Simone Parchment, the WFP deputy country director, said to end hunger in Nigeria by 2030, stakeholders must recognize the dynamism of the problem that is unique to the country’s challenges. Hence, the need to leverage the roundtable initiative in finding practical solutions to hunger in Nigeria.
According to Parchment, the roundtable provides opportunities for talented young people to bring their ideas together with established investors that will provide mentorship and guidance to investment. “…help us find real practical solutions to problems in Nigeria,” he stated.
According to him, between 30 – 90million (about 40%) of Nigeria’s population are at risk of hunger.
“Any solution that will be sustainable has to be an economically viable solution,” said Bruno Growez, CEO, Promasidor. According to him, the investor companies are interested in scalable ideas and solutions that will result in very impactful multiplications for smallholders’ farmers across the country.
Mayank Kabra, the head of treasury at Tolaram Group said, the investors’ interest is geared towards creating successful businesses that will in turn help bring an end to hunger in Nigeria.
“This challenge will act as a bridge connecting private sector investors with start-ups, stimulating innovative solutions geared towards more affordable and accessible food in Nigeria”, says MD Ramesh, Group CEO, Agribusiness, TGI Group.

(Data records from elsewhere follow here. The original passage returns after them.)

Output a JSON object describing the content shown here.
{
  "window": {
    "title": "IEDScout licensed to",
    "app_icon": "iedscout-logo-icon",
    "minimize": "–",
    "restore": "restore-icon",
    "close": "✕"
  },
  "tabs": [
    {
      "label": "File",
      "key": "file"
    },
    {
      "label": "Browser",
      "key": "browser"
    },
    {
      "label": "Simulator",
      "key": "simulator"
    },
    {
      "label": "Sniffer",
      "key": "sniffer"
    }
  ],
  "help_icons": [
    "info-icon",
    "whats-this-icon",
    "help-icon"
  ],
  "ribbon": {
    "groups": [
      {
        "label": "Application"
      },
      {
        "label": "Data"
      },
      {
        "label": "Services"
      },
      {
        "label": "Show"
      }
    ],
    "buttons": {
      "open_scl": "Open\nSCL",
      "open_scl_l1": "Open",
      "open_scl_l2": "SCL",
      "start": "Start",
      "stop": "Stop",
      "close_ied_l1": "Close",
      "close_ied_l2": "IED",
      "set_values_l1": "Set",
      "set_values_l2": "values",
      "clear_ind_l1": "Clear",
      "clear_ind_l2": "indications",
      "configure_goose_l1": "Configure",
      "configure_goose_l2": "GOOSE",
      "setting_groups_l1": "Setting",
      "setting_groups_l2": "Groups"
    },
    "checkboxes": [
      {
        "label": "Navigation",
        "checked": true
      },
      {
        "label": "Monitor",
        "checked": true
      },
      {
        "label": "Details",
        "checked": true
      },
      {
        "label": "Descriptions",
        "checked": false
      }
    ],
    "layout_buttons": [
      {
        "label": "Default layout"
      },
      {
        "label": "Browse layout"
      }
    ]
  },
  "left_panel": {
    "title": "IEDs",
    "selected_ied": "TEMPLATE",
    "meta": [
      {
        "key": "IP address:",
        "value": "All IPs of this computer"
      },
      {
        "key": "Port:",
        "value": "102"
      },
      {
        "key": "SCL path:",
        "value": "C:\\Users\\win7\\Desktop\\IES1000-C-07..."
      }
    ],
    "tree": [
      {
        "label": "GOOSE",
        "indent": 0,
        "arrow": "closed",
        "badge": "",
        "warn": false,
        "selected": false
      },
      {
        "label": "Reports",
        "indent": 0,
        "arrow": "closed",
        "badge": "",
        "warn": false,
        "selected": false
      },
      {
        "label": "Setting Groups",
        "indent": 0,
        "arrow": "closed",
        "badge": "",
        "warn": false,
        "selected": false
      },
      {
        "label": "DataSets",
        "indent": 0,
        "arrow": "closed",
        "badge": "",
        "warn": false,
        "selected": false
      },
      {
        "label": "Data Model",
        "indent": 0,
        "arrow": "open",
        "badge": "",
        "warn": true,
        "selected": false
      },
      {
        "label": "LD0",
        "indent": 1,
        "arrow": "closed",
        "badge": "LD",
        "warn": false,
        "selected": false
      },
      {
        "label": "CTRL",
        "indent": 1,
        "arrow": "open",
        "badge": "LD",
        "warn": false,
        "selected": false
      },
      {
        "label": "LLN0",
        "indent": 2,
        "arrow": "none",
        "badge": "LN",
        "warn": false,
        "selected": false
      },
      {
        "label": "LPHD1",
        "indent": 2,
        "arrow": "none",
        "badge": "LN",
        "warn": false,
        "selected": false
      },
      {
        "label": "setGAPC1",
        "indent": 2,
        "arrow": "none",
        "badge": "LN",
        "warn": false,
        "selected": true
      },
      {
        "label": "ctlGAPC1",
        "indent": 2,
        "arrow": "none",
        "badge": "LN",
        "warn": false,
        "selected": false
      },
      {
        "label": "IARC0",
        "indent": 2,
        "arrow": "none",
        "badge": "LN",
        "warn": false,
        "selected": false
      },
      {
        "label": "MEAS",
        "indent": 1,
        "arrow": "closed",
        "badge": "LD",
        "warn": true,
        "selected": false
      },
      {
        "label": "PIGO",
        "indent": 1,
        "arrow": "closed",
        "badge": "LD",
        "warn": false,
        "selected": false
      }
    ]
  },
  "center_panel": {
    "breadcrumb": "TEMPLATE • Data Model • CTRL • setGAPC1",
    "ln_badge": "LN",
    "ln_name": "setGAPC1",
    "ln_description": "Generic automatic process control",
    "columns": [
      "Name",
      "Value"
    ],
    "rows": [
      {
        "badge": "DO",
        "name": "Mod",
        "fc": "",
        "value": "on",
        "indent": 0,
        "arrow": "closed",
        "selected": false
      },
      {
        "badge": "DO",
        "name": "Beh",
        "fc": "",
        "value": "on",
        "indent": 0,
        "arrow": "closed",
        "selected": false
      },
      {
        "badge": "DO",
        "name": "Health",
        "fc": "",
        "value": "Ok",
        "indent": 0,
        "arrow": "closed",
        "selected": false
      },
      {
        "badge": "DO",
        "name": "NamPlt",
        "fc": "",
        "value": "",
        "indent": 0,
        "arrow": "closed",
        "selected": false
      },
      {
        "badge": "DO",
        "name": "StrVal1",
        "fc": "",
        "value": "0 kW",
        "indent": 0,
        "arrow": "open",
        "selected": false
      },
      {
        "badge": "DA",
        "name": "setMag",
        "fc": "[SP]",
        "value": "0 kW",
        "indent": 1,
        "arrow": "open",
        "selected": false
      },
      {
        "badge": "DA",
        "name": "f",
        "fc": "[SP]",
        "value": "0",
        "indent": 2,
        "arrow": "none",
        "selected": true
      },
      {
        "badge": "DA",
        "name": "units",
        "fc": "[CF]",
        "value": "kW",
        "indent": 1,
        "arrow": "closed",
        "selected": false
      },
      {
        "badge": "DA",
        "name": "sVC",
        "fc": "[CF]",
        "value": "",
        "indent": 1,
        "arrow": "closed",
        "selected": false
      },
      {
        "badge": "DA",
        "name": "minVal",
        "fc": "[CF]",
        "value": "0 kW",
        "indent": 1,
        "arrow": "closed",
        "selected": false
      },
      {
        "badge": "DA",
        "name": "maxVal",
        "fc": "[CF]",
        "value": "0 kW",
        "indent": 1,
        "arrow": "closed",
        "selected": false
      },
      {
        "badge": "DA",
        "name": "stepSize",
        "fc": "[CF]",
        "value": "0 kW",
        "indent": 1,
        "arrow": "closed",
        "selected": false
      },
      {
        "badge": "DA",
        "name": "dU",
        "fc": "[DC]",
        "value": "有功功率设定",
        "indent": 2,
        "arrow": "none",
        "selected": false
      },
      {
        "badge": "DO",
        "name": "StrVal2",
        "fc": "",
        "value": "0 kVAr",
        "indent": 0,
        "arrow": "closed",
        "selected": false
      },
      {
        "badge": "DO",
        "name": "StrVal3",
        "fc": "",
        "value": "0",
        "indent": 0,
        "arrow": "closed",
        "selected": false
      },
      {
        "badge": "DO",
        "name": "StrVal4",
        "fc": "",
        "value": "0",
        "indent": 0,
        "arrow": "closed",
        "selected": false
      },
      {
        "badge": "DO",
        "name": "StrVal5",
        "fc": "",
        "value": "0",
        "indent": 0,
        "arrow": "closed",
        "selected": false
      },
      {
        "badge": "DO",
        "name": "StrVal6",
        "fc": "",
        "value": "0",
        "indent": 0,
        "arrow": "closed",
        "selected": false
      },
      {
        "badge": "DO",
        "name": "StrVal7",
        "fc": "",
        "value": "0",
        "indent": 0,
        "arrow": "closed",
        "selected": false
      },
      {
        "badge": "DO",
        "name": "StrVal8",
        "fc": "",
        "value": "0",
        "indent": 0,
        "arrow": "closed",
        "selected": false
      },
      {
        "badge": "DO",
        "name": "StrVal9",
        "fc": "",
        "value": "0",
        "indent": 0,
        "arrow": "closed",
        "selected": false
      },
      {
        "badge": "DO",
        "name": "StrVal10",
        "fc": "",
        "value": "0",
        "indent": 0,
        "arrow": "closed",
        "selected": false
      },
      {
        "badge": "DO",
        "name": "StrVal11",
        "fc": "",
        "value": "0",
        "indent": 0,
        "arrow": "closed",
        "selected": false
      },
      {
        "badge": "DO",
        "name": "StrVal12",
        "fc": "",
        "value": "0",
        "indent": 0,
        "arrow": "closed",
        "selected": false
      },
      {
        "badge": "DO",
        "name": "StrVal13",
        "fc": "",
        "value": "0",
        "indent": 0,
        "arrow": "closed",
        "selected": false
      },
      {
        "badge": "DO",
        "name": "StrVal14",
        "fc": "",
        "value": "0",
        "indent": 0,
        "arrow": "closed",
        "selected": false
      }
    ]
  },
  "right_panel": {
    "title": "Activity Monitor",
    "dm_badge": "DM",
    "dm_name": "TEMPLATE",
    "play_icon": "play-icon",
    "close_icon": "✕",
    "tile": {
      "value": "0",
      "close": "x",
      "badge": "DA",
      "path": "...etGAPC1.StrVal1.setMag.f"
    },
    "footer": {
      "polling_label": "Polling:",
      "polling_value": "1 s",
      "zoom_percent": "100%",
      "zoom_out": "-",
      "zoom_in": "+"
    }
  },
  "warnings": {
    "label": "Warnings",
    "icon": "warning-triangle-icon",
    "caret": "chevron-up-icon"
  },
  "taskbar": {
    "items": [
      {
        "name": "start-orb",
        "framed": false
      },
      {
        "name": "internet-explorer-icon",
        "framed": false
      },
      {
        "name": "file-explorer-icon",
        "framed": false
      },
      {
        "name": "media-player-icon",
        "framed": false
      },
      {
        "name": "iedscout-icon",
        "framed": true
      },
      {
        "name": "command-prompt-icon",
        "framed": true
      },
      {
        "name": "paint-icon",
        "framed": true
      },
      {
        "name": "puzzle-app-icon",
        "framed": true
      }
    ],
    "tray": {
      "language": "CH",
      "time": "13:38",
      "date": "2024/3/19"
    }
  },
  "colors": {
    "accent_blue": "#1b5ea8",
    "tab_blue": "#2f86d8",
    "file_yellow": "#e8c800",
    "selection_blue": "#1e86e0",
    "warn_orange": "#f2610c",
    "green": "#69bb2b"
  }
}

Since the start of the COVID-19 pandemic last year, food prices have increased more than 22 percent. Inflation, combined with job losses due to the challenges caused by the pandemic and persistent income inequality, continue to aggravate food insecurity and malnutrition in Nigeria.